Roughly a quarter of Napa County may lose power as soon as late Saturday afternoon in the latest and overall largest of the three power shutoffs called by Pacific Gas and Electric Company this month.
The utility announced Friday afternoon that 850,000 customers regionally and 11,294 in Napa County are likely to have the power off for two days before lines can be inspected and electricity restored. This includes 247 customers with medical needs, according to PG&E’s records.
While this could mean more California PG&E customers will lose power than the first-of-its-kind shutoff on Oct. 9, fewer Napa County customers would be implicated. In the first power shutoff, some 32,000 Napa County customers lost power, including large residential areas in south and west Napa.
The shutoffs in Napa County will affect roughly 34,000 people in the following communities: Angwin, Calistoga, Deer Park, Lake Berryessa, Napa, Oakville, Pope Valley, Rutherford, St Helena, Yountville.
The lights should also remain on in American Canyon and the core of Yountville, including the Veterans Home.
Most of the impact will be further north of Yountville, including St. Helena and Calistoga as well as Angwin, Pope Valley and Lake Berryessa areas.
To see whether your address could be affected, visit pge.com/eventmaps.
Saturday’s shutoff comes on the heels of this week’s smaller shutoff that left 7,000 Napa County PG&E customers in the dark.
Those customers had all been restored by noon Friday, PG&E said.
PG&E is predicting the strongest winds in some 15 years this weekend, starting Saturday night and continue into Monday, said Scott Strenfel, PG&E’s chief meteorologist. Winds are also likely to last longer than the 12-hour-or-less wind events seen recently, he said.
Higher elevations are expected to see wind gusts from 40 to 60 mph, with peak gusts at 70 to 80 mph or higher, Strenfel said.
Napa County’s fire weather watch was converted into a red flag warning Friday afternoon. Weather conditions conducive to the spread of wildfire will exist from 8 p.m. Saturday to 11 a.m. Monday.
“The forecast models put this on par, strength wise, with the 2017 offshore event that resulted in the deadly and devastating North Bay/Wine Country Fires,” the National Weather Service said early Friday morning.
Windy weather is expected to last until midday Monday, PG&E said in its press release. The utility will not send inspectors to check power lines until the period of dangerous weather has stopped, which could be as early as Monday afternoon for some places.
When restoration time comes, PG&E hopes to employ mutual aid workers from other energy companies in Canada, Minnesota and Florida. Those crews should be ready by Sunday evening.

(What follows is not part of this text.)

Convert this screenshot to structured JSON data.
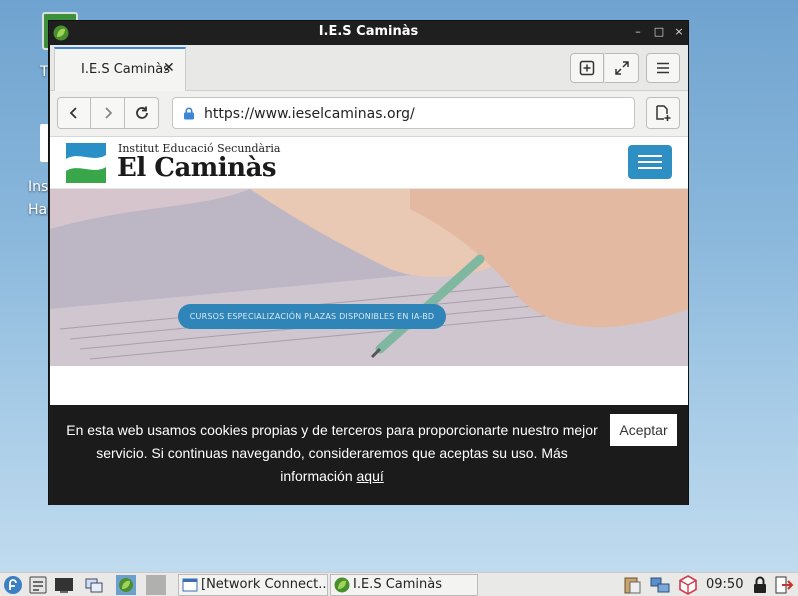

PG&E plans to open community centers with restrooms, water bottles, air-conditioned seating areas and charging stations, but it has not yet announced the locations. Previously, the Calistoga Fairgrounds hosted PG&E’s Napa County community center.
Windy, smoky and warm hours ahead
Napa County is among many parts of Bay Area under a red flag warning and high wind watch from Saturday evening through Monday morning. These warnings entail low humidity levels and potentially damaging winds that could blow down trees and power lines.
The highest wind gusts at up to 80 mph are expected in the North and East Bay Mountains, the National Weather Service forecast.
Humidity levels will plummet, NWS said, and fire-fighting efforts would be very difficult.
Fires that start could spread “extremely rapidly, especially early Sunday morning,” NWS wrote in a Friday afternoon forecast.
Smoke from the Sonoma County Kincade Fire — which officials believe may have been sparked by a faulty PG&E transmission tower — is forecast to move over much of the Bay Area as winds shift. Smoke could reach as far as the Monterey Peninsula and Salinas Valley by Saturday morning.
The Bay Area Air Quality Management District extended its Spare the Air alert through Saturday because of likely wildfire smoke in the region.
Temperatures are expected to cool to near-normal levels late in the weekend through early next wind. Weaker offshore winds are expected to hit mid-week next week but no rain is expected.
“We are squarely in the prime of our fire weather season,” NWS wrote.